Directions:
The reply must repeat the listing below exactly and carry none of its pictures.

Provided entries:
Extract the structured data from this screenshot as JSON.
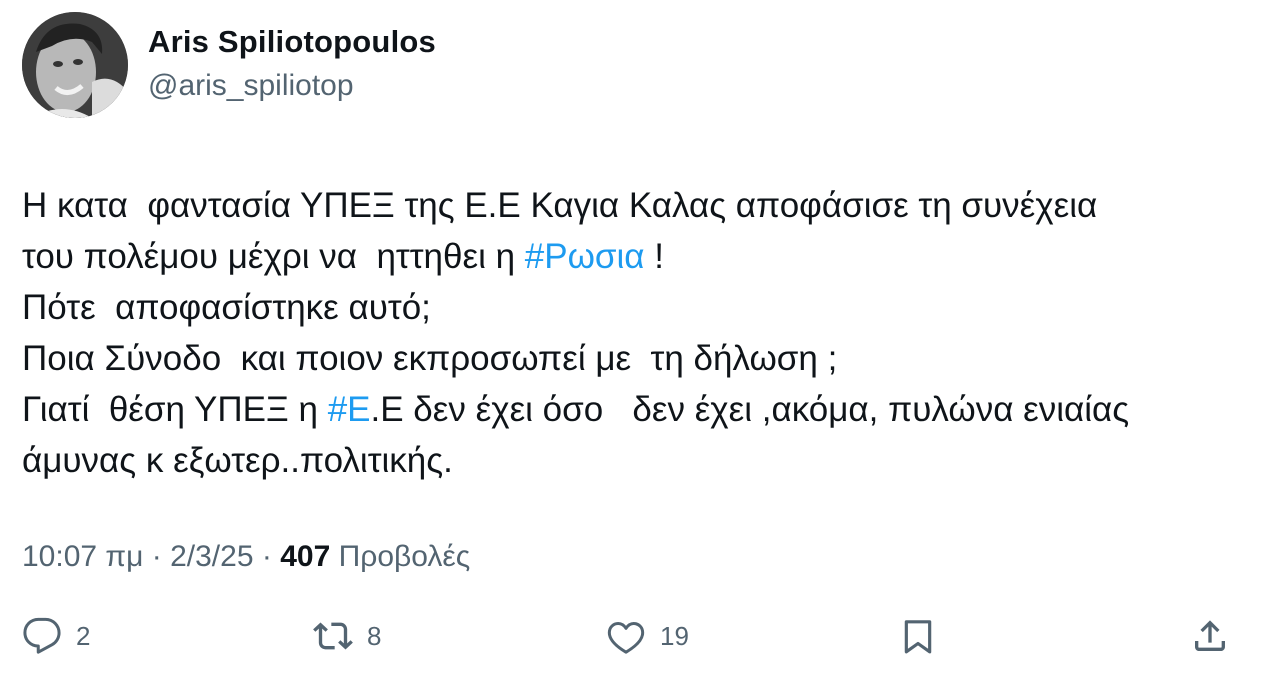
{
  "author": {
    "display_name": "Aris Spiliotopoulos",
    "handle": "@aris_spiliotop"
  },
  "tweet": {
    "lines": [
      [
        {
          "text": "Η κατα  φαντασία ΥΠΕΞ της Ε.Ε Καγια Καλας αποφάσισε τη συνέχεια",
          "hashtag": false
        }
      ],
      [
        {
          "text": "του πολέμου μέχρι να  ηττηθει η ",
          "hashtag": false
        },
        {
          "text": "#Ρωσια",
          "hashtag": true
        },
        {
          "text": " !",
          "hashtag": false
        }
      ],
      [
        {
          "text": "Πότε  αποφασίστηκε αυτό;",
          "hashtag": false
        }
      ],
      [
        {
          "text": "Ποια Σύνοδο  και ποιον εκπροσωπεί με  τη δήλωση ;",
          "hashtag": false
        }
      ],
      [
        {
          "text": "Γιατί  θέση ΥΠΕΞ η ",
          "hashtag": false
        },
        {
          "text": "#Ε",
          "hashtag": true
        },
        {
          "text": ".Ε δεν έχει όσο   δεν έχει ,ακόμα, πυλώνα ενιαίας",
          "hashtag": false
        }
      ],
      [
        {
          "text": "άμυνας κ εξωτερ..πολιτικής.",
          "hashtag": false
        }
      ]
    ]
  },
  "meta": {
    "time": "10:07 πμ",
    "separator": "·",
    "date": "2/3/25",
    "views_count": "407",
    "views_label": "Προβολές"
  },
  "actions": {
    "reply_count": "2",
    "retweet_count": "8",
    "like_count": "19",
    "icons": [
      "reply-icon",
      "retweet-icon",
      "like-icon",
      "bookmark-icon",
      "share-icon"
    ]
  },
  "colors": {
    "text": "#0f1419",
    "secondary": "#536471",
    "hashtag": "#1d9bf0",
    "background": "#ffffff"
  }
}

Solution below:
Extract the structured data from this screenshot as JSON.
{
  "author": {
    "display_name": "Aris Spiliotopoulos",
    "handle": "@aris_spiliotop"
  },
  "tweet": {
    "lines": [
      [
        {
          "text": "Η κατα  φαντασία ΥΠΕΞ της Ε.Ε Καγια Καλας αποφάσισε τη συνέχεια",
          "hashtag": false
        }
      ],
      [
        {
          "text": "του πολέμου μέχρι να  ηττηθει η ",
          "hashtag": false
        },
        {
          "text": "#Ρωσια",
          "hashtag": true
        },
        {
          "text": " !",
          "hashtag": false
        }
      ],
      [
        {
          "text": "Πότε  αποφασίστηκε αυτό;",
          "hashtag": false
        }
      ],
      [
        {
          "text": "Ποια Σύνοδο  και ποιον εκπροσωπεί με  τη δήλωση ;",
          "hashtag": false
        }
      ],
      [
        {
          "text": "Γιατί  θέση ΥΠΕΞ η ",
          "hashtag": false
        },
        {
          "text": "#Ε",
          "hashtag": true
        },
        {
          "text": ".Ε δεν έχει όσο   δεν έχει ,ακόμα, πυλώνα ενιαίας",
          "hashtag": false
        }
      ],
      [
        {
          "text": "άμυνας κ εξωτερ..πολιτικής.",
          "hashtag": false
        }
      ]
    ]
  },
  "meta": {
    "time": "10:07 πμ",
    "separator": "·",
    "date": "2/3/25",
    "views_count": "407",
    "views_label": "Προβολές"
  },
  "actions": {
    "reply_count": "2",
    "retweet_count": "8",
    "like_count": "19",
    "icons": [
      "reply-icon",
      "retweet-icon",
      "like-icon",
      "bookmark-icon",
      "share-icon"
    ]
  },
  "colors": {
    "text": "#0f1419",
    "secondary": "#536471",
    "hashtag": "#1d9bf0",
    "background": "#ffffff"
  }
}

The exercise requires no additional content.